Get advice on how to navigate the world of used car sales.
Selling or buying a used car can be a daunting process. For most, a car is a large purchase and mistakes made in the selling or buying process can lead to substantial financial loss. When it comes to buying a used car, the process can become even more complicated. How can you sell your used car with the minimum effort and the maximum profit? How can you find the best deals on used cars but still be sure that the car you're buying is reliable and safe? In this article, we look at some of the best methods and tips for buying and selling used cars.
There are many factors to consider when selling your used car. The first step is figuring out how much your car is worth, so you know how much to ask for. Car appraisal guides like Kelley Blue Book factor in the make, model and age of your car to determine an estimated value. This is not a hard and fast price, though. Your individual car's history and condition also affects the price.
The next step is deciding how to sell your car. Basically, there are two options: sell your car to a dealer or sell it privately. Selling your car to a dealer saves time and effort. Make sure, though, to take the car to multiple dealers to ensure you find the best price. Selling your car privately may take more time and effort, but it can lead to a bigger profit. Once you've made your decision, the final step is to prepare your car for sale. This includes washing the interior and exterior of the car, cleaning out trash and junk that has accumulated, and generally making the car look its best. It's also necessary to begin compiling maintenance records so you can have them on hand for potential buyers.
While there is no magic trick that makes selling a used car effortlessly profitable, there are a number of car selling tips that can make things easier and may help you earn a couple of extra bucks. If you sell your car privately and you choose to place a classified ad in a print newspaper or online, it's a good idea to make your ad stand out with a nice picture of your car -- don't forget to wash the car before you take the picture.
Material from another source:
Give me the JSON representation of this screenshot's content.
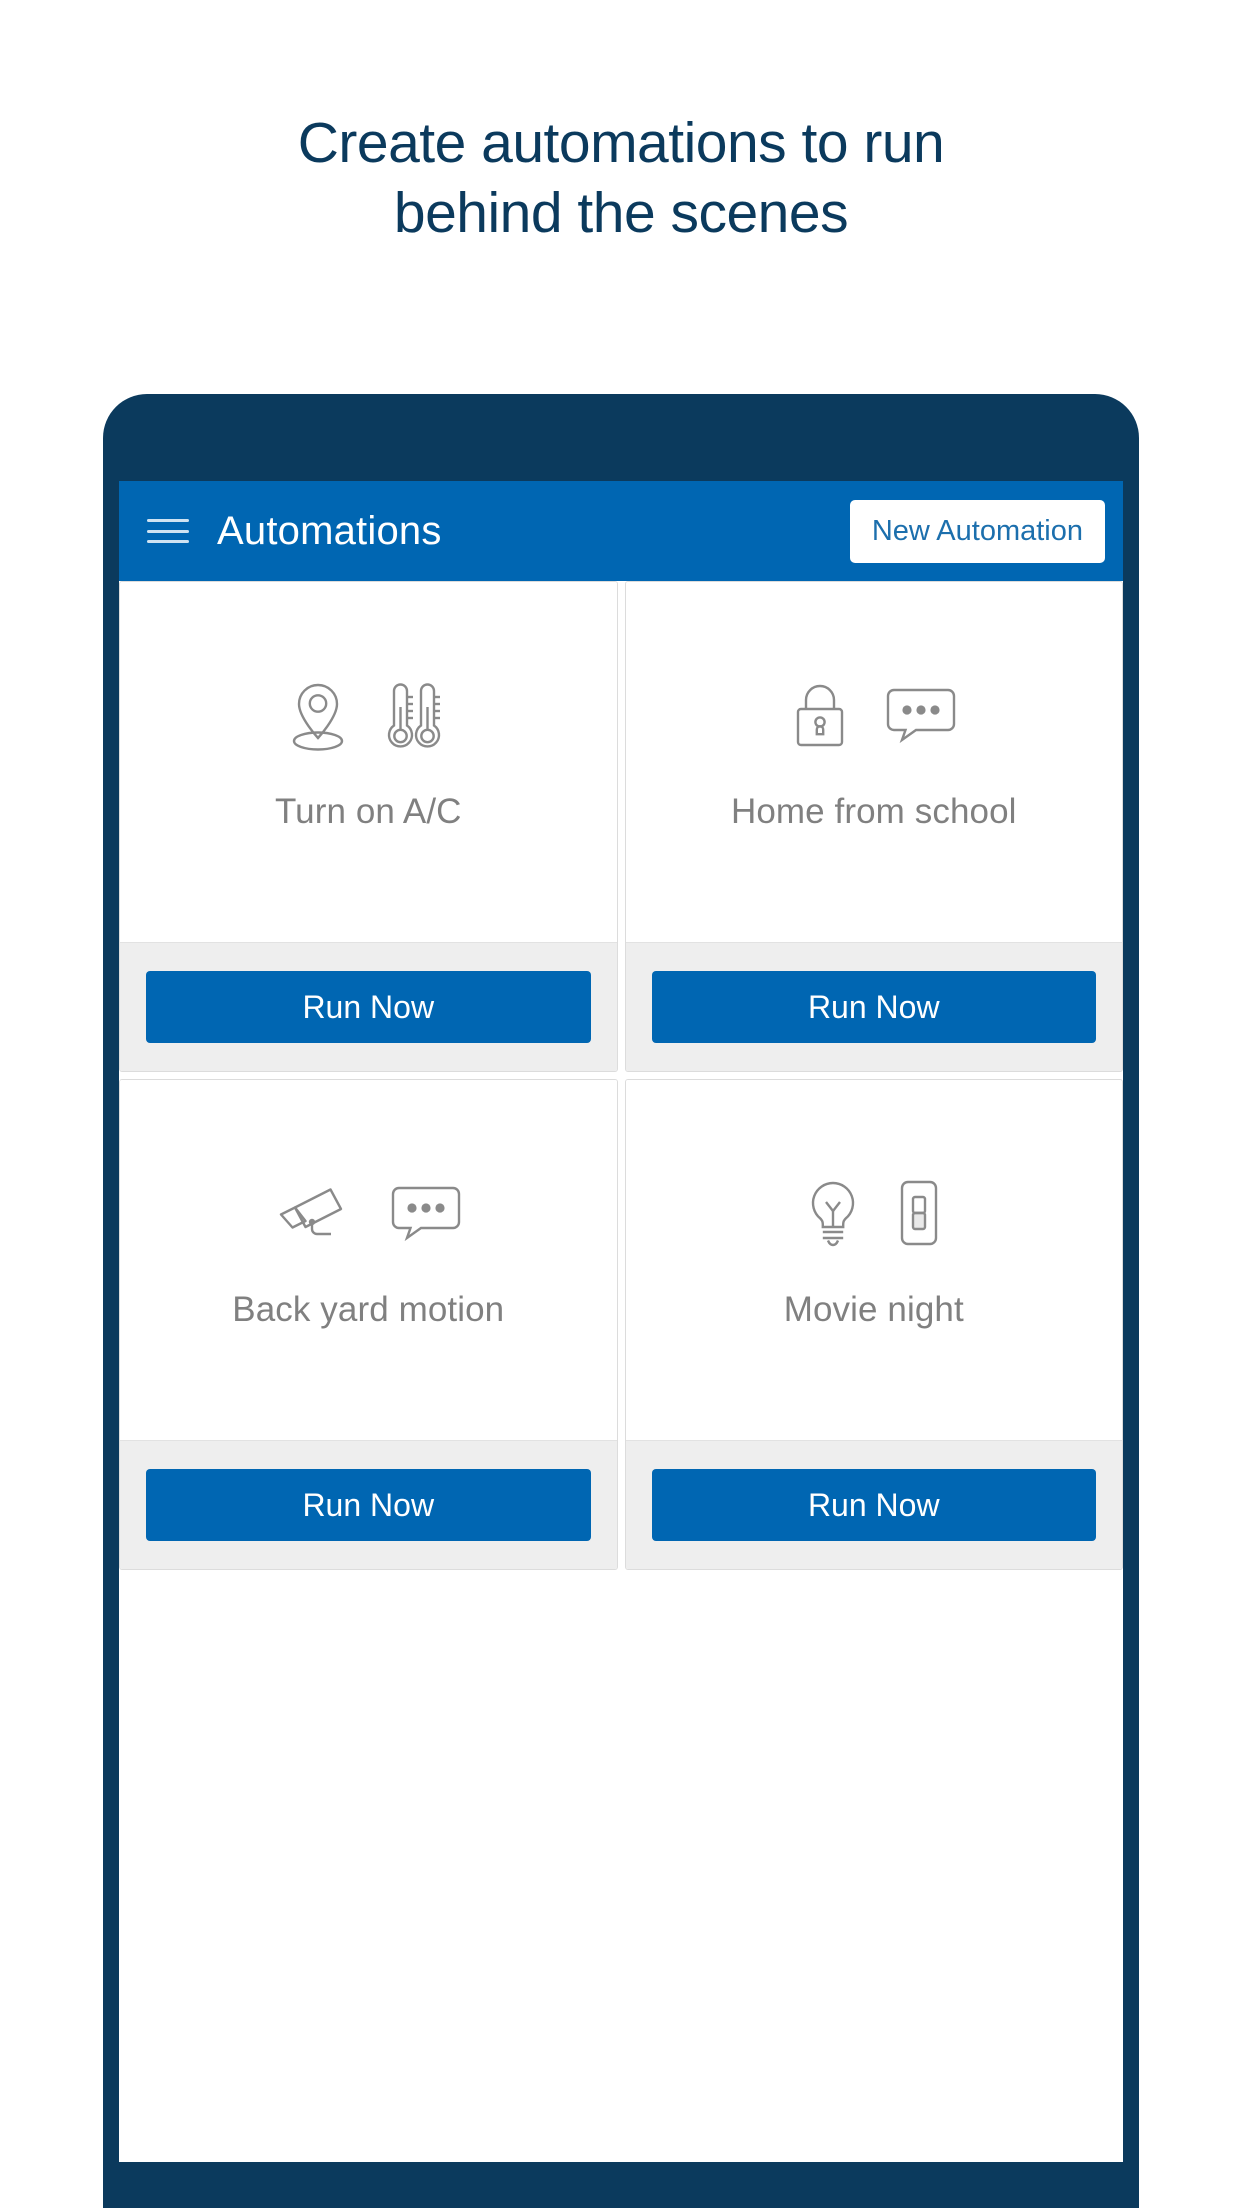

Being willing to negotiate is another good way to make the car selling process easier and more profitable. Don't cave into the very first offer you get, and don't be afraid to allow for some wiggle room in your asking price. It's also a good idea to use your intuition when meeting with prospective buyers and try to sell to someone who is reasonable and honest -- this makes for fewer problems during and after the sale.
The best used car to sell really depends on your situation. There's no formula that is going to tell you precisely if selling your used car is going to yield an acceptable profit. However, there are lists that compile some of the best values in used cars, and selling a quality car is the best way to get a quality price. The 2001-2005 Hyundai Elantra, the 2000-2005 Toyota Camry, and the 2000-2005 BMW 3 Series are three cars that Edmunds.com, a popular car buying guide, names as some the best values in used cars. Consulting Consumer Reports is a reliable way to find out not only the value, but also the durability of any given car. This can give you a good idea of which cars have a lasting value and which tend to depreciate in value.
The best place to look for used car sales by owners is in your local classified ads. Scanning through the classified ads in your city or community's local newspaper can lead you to a great deal from someone who lives close by. Checking out classified ads on the Internet can give you a broader view of the cars on the market and help you to find a better price, but it may require you to travel a little out of your way to view or purchase your dream car. Automotive.com is a helpful resource that focuses specifically on auto sales and allows you to customize your search to your ZIP code.
The Federal Trade Commission has some insightful advice for used car shoppers. It suggests using a car inspection checklist (these can easily be found in automotive magazines or automotive Web sites -- for example, MSN offers a fairly comprehensive automotive checklist) and requesting all maintenance records from the previous owner so that you can familiarize yourself with the car's history and tune-up requirements. The FTC also suggests taking the car on rigorous test drives, being sure to test it in different kinds of traffic and driving conditions. Finally, it's a good idea to take the car to a professional mechanic to have it checked out.
In terms of cost, the FTC reminds people that there is more to keep in mind than the car's price alone. The type of car and the age and condition of the car all affect the cost of insurance. Today's constantly rising gas prices are also a consideration for any driver. Looking for a used car that is also gas friendly may cost a little extra, but it could save you money in the long run.
There are a number of Web sites dedicated to online car sales and listings. Automotive.com allows you to search for specific makes and models, and even features a ZIP code search function so you can view local car listings. Other Web sites like Autotrader.com and Usedcars.com offer similar services. These Web sites often offer valuable information about used car maintenance and the used car market.
Other Web sites that are not specifically devoted to cars can also be good resources. Cragislist offers free classified ads, so there are lots of private car sale listings for every major city. Even Ebay has a section of its site dedicated to used car auctions, which presents an even greater opportunity to find a great deal and possibly even a unique vehicle.